Another option is to roll over your 401(k) into your new employer’s plan or into an IRA. Not all employers will accept a rollover from a previous job, so check with your new employer before deciding what to do. Additionally, some employers also require you to put in a certain number of days on the job before you’re eligible to participate in a retirement savings plan, which could delay rollover plans.
If you decide to roll over your account, you can have the administrator of the last plan conduct a direct transfer by depositing your funds straight into the new plan you select. Alternatively, you can choose to receive the balance of your old account as a check. In this case, you must deposit the check into your new 401(k) within 60 days to avoid paying income tax and a 10 percent early withdrawal penalty.
Additional Tax Forms
If you’ve changed jobs, be on the lookout for multiple W-2s and other tax forms as you gear up to file your taxes. Employers are required to send W-2s before the end of January, so you should receive the final W-2 from your old employer by January 31 of the year following your job change. You may also receive other important tax forms, like a 1099-G if you received unemployment compensation or a 1099-R if you cashed out or rolled over your retirement account.
Even if you leave your job voluntarily, you may be entitled to a severance package. In some cases, you’ll also receive a payout of accrued vacation time. Both severance and paid out vacation time are treated like income and subject to the same taxes as regular wages.
Taxes and Penalties for Early Withdrawals From Retirement Accounts
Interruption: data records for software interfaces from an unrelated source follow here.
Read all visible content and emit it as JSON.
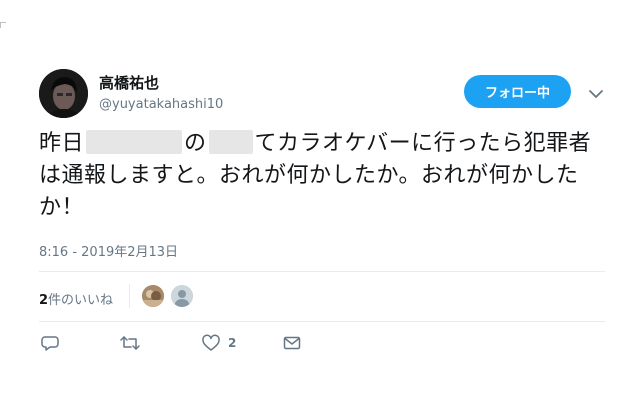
{
  "user": {
    "display_name": "高橋祐也",
    "username": "@yuyatakahashi10",
    "follow_label": "フォロー中"
  },
  "tweet": {
    "text_part1": "昨日",
    "text_part2": "の",
    "text_part3": "てカラオケバーに行ったら犯罪者は通報しますと。おれが何かしたか。おれが何かしたか！",
    "timestamp": "8:16 - 2019年2月13日"
  },
  "likes": {
    "count": "2",
    "label": "件のいいね"
  },
  "actions": {
    "like_count": "2"
  },
  "icons": {
    "reply": "reply-icon",
    "retweet": "retweet-icon",
    "like": "heart-icon",
    "message": "envelope-icon",
    "more": "chevron-down-icon"
  },
  "colors": {
    "accent": "#1da1f2",
    "secondary_text": "#657786",
    "divider": "#e6ecf0"
  }
}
If you’ve decided to retire early, understand that early withdrawals from retirement accounts may trigger taxes and penalties. As mentioned above, those younger than 59 and a half may have to pay a 10 percent penalty on any withdrawals in addition to income tax. There are certain situations, however, wherein you can make early withdrawals without penalty. Consider the rule of 55. This is an IRS provision that allows you to access funds in your 401(k) if you leave your job at age 55 or older. To qualify, you must leave your job in the calendar year you turn 55, or later. If you left your job before age 55, you will not be able to take distributions early without paying penalties.
Keep in mind that even if you are able to avoid early withdrawal penalties, you will have to pay income tax on any distributions from a 401(k) or traditional IRA. Only withdrawals from Roth accounts are tax free.
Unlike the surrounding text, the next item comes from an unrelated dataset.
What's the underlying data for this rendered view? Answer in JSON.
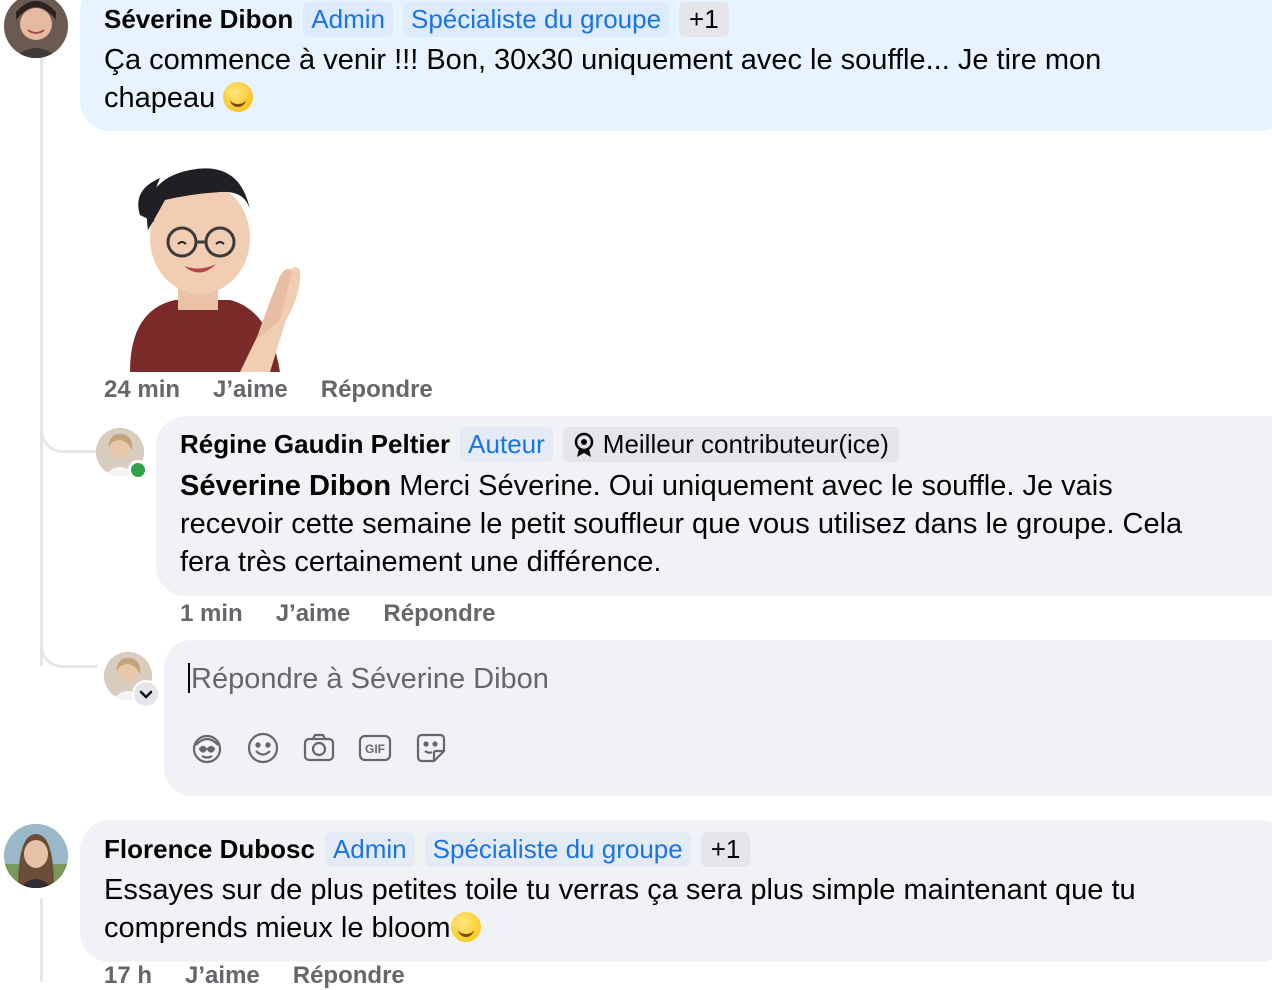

The COVID-19 pandemic changed many aspects of American work life and no doubt has contributed to seismic shifts in the workforce. If you’ve changed careers for any reason, you may need to take some additional steps to avoid a bigger-than-usual tax bill.
A version of this article appeared in our partner magazine The Essential Tax Guide: 2023 Edition.